I found the marionettes to be an incredible symbol throughout the series, particularly in the way Decim, an animated marionette, began gaining human emotion (we see this in his eyes and the fact that we can only see both his eyes when Chiyuki hugs him), and the way Chyuki, a human, starts turning into a marionette when she stays too long in the halls of judgement. The idea that we are all merely players in an absurd universe is powerfully conveyed by marionettes, the baldness of their anonymity a cruel manifestation of the understanding that death is the great equalizer. It is all the more poignant when we find that Decim’s hobby is not cruelly playing with marionettes but respecting them, dressing them up as those he passes judgement upon, keeping their memory alive in his bar even if he forgets the people as soon as their judgement is complete. This human desire for memory, for the affirmation that life is not all for absolutely nothing, can be fulfilled if at least in the slightest in this way, even if Decim actually forgets. I found that to be profound and representative of the way literature and art is woven into our lives: we keep objects to remind us of other people, and even if we die we hope that the object still has meaning even if we forget (I hope this makes sense, but it’s definitely an idea to explore more in depth).
Given I have stayed up too late writing this, I must close with the impression Chiyuki left on me when she says that it’s a shame we don’t realize the meaning of our lives until we are dead. Everything we know about Death generally turns to cliché, and while mantras like memento mori and carpe diem are somewhat taken seriously, I do often feel guilty about not heeding them more fully.

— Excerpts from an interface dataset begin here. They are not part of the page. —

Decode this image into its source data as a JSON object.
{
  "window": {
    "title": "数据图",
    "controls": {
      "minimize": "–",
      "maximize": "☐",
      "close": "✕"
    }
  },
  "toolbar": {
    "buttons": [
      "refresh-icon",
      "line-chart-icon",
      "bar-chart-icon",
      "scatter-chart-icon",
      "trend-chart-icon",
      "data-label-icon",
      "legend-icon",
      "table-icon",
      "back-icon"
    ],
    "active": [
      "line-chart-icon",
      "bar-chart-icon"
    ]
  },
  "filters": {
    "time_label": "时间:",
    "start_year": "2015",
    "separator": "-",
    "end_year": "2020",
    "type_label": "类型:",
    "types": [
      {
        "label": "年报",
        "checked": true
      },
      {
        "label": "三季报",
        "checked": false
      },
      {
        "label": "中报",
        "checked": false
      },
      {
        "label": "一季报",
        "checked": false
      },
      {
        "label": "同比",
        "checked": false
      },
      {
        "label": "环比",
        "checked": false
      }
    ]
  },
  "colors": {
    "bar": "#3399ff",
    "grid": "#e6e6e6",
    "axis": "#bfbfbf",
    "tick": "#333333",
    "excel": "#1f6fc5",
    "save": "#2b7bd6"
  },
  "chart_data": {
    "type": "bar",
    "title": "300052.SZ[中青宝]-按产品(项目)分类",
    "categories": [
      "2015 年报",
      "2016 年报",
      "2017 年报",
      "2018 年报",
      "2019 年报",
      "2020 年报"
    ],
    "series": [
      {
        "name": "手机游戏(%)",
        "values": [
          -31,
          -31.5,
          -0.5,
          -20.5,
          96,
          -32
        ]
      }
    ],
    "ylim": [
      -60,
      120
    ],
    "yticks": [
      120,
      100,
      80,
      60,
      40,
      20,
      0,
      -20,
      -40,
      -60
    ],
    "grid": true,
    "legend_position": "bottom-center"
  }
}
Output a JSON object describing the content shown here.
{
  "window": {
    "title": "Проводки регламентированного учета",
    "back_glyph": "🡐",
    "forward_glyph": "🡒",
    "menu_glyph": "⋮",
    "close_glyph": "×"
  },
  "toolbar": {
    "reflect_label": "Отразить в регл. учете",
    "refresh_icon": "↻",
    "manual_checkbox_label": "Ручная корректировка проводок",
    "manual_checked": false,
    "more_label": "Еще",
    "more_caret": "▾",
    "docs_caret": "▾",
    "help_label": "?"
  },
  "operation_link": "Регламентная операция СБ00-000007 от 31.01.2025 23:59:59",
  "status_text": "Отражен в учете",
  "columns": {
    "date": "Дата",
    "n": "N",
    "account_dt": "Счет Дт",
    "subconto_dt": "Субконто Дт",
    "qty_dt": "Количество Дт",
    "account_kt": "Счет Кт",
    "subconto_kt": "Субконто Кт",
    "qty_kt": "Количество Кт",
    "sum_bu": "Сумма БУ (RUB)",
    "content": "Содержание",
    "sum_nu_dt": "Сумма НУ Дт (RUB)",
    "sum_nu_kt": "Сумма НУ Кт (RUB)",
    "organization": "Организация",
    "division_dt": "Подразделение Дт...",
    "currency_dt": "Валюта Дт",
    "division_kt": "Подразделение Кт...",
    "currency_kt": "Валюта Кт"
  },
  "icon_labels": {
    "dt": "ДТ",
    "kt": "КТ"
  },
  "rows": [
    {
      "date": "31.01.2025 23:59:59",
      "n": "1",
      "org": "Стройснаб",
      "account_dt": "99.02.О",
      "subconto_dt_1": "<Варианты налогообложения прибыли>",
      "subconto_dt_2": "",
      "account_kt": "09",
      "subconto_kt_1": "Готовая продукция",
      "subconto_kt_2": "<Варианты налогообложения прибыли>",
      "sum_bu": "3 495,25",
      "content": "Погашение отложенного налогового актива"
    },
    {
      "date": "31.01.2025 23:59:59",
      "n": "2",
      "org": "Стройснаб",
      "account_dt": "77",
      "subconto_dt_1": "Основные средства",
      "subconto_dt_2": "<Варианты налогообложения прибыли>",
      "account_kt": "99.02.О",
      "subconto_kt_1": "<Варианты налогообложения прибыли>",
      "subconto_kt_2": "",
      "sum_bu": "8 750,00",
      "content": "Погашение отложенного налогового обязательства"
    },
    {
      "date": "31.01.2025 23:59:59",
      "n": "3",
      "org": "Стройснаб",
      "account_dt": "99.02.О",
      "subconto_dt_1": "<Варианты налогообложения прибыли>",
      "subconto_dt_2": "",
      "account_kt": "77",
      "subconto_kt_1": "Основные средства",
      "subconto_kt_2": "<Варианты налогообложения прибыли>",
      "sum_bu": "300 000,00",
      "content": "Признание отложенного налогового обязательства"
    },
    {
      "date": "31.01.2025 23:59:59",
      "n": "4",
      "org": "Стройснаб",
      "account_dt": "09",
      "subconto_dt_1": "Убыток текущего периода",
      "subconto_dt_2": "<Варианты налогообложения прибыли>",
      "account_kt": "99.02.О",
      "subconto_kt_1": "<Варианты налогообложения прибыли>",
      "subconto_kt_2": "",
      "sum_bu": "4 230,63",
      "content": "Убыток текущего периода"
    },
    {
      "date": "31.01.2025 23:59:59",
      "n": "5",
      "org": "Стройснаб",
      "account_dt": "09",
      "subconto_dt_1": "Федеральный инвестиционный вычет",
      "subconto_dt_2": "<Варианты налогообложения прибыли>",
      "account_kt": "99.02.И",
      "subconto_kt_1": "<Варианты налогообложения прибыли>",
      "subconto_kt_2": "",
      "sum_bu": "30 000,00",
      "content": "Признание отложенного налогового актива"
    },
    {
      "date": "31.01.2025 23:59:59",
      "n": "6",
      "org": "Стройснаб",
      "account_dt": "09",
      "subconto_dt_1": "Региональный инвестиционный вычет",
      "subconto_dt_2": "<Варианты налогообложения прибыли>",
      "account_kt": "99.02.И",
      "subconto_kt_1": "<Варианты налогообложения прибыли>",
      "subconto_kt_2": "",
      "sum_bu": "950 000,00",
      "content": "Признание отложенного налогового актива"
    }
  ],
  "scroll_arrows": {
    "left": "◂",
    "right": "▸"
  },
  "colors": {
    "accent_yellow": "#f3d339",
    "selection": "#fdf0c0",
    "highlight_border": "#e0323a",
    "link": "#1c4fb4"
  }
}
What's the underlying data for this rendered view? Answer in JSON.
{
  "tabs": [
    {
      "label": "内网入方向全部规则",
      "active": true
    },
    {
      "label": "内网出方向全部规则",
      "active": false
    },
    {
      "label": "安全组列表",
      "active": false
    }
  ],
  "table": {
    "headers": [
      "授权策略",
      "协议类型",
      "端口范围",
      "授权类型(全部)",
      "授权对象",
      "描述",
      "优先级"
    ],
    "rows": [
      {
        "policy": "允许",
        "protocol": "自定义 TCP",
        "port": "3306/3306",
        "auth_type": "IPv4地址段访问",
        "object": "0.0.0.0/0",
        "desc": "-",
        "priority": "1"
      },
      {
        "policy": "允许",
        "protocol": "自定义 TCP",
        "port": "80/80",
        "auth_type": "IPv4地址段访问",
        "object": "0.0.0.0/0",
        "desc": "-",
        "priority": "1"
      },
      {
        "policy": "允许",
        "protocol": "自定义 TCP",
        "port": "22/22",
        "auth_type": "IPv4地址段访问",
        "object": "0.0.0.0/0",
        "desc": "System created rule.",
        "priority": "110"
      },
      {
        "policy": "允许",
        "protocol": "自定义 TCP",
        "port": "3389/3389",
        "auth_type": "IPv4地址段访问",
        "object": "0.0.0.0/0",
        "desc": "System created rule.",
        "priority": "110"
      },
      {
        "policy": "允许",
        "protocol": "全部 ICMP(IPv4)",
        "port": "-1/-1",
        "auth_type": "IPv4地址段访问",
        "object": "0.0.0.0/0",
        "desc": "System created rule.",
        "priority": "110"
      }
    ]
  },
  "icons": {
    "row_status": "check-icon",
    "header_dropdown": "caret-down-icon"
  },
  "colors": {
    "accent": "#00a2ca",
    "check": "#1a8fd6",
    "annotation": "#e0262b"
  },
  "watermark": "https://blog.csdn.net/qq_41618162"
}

Humans really do act as if we will live forever, and, as the anime says, in our final moments try to cling to it and give it meaning. It’s an eerie warning we would all do well to keep in mind everyday — that is not to say live in morbidity but to be mindful of the fact that it is in our nature to believe we are immortal.